TASK GOAL:
Report every line from the following entries that contains the string "have".

○ ○ ○ ○

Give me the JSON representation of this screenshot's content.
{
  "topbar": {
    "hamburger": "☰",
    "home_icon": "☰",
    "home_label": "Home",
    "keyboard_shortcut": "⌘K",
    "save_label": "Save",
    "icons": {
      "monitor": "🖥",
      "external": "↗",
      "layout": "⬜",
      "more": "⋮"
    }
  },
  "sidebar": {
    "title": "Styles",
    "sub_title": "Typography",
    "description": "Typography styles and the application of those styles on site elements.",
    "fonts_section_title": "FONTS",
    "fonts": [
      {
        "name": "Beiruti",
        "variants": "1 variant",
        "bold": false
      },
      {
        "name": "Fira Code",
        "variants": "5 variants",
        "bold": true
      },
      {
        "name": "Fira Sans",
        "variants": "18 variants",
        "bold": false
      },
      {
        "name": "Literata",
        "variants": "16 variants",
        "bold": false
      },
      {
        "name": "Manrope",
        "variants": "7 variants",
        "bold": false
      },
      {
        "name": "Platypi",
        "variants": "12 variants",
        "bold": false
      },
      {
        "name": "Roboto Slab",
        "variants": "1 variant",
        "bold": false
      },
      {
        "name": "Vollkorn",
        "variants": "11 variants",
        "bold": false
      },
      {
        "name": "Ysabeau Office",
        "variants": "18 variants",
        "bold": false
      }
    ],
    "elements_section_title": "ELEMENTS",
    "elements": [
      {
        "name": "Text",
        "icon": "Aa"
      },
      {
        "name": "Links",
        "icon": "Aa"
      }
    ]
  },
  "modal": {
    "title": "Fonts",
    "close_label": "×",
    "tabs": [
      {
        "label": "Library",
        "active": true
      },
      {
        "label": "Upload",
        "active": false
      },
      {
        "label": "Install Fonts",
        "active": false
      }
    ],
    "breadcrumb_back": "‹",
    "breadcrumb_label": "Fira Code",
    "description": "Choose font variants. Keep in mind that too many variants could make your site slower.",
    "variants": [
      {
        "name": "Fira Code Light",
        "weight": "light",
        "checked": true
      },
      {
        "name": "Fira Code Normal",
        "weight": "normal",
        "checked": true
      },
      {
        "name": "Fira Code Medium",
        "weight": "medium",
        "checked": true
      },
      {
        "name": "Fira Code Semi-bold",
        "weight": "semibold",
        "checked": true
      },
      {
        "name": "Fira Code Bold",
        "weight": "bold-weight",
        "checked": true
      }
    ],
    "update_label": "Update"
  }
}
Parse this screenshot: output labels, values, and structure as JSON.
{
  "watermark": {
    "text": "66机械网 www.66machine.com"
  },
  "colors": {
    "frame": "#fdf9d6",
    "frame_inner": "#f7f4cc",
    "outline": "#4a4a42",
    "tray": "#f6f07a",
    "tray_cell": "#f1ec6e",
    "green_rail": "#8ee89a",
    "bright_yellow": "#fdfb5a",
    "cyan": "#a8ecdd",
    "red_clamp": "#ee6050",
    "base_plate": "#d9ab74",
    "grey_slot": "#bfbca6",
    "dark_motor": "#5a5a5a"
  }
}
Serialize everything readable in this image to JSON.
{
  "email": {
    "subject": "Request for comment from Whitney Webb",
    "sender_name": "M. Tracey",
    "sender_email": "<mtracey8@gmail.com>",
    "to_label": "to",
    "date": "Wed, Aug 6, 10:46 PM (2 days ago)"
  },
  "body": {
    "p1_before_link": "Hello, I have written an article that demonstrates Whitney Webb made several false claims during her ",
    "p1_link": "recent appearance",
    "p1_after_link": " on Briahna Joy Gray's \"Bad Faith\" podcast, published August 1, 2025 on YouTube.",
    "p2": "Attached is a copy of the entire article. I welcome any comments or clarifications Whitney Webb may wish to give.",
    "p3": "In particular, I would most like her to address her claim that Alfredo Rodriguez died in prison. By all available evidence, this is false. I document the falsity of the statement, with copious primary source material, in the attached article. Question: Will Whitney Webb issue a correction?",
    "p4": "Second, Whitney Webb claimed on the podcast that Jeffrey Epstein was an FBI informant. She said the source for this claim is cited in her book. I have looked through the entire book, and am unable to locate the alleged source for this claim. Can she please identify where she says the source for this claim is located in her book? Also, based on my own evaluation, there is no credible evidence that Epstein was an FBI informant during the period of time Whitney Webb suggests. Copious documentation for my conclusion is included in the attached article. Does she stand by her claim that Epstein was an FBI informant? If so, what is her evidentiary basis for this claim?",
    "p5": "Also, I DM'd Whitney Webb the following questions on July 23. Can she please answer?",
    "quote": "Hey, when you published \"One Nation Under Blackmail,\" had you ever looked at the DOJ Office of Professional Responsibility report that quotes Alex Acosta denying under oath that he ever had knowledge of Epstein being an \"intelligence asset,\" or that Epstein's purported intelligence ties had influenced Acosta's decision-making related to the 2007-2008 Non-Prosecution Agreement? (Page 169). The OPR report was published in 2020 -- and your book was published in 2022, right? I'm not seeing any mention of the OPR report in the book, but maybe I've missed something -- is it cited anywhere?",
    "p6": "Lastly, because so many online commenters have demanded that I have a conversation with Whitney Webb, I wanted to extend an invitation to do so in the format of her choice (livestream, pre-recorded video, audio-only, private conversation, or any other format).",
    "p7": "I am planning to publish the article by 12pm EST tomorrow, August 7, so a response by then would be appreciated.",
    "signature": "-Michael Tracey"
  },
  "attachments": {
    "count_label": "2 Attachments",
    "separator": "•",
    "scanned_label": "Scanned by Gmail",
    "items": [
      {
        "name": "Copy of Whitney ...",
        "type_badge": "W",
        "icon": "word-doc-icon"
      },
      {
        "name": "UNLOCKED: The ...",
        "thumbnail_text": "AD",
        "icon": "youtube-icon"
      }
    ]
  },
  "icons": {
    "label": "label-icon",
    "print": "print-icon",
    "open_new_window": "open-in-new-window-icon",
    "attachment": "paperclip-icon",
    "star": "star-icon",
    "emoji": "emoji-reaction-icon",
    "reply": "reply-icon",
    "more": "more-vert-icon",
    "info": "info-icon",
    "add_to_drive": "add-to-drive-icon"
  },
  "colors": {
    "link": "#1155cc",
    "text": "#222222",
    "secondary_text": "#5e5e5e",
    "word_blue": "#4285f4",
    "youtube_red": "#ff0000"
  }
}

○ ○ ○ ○

WRITTEN REPLY:
    "p1_before_link": "Hello, I have written an article that demonstrates Whitney Webb made several false claims during her ",
    "p4": "Second, Whitney Webb claimed on the podcast that Jeffrey Epstein was an FBI informant. She said the source for this claim is cited in her book. I have looked through the entire book, and am unable to locate the alleged source for this claim. Can she please identify where she says the source for this claim is located in her book? Also, based on my own evaluation, there is no credible evidence that Epstein was an FBI informant during the period of time Whitney Webb suggests. Copious documentation for my conclusion is included in the attached article. Does she stand by her claim that Epstein was an FBI informant? If so, what is her evidentiary basis for this claim?",
    "p6": "Lastly, because so many online commenters have demanded that I have a conversation with Whitney Webb, I wanted to extend an invitation to do so in the format of her choice (livestream, pre-recorded video, audio-only, private conversation, or any other format).",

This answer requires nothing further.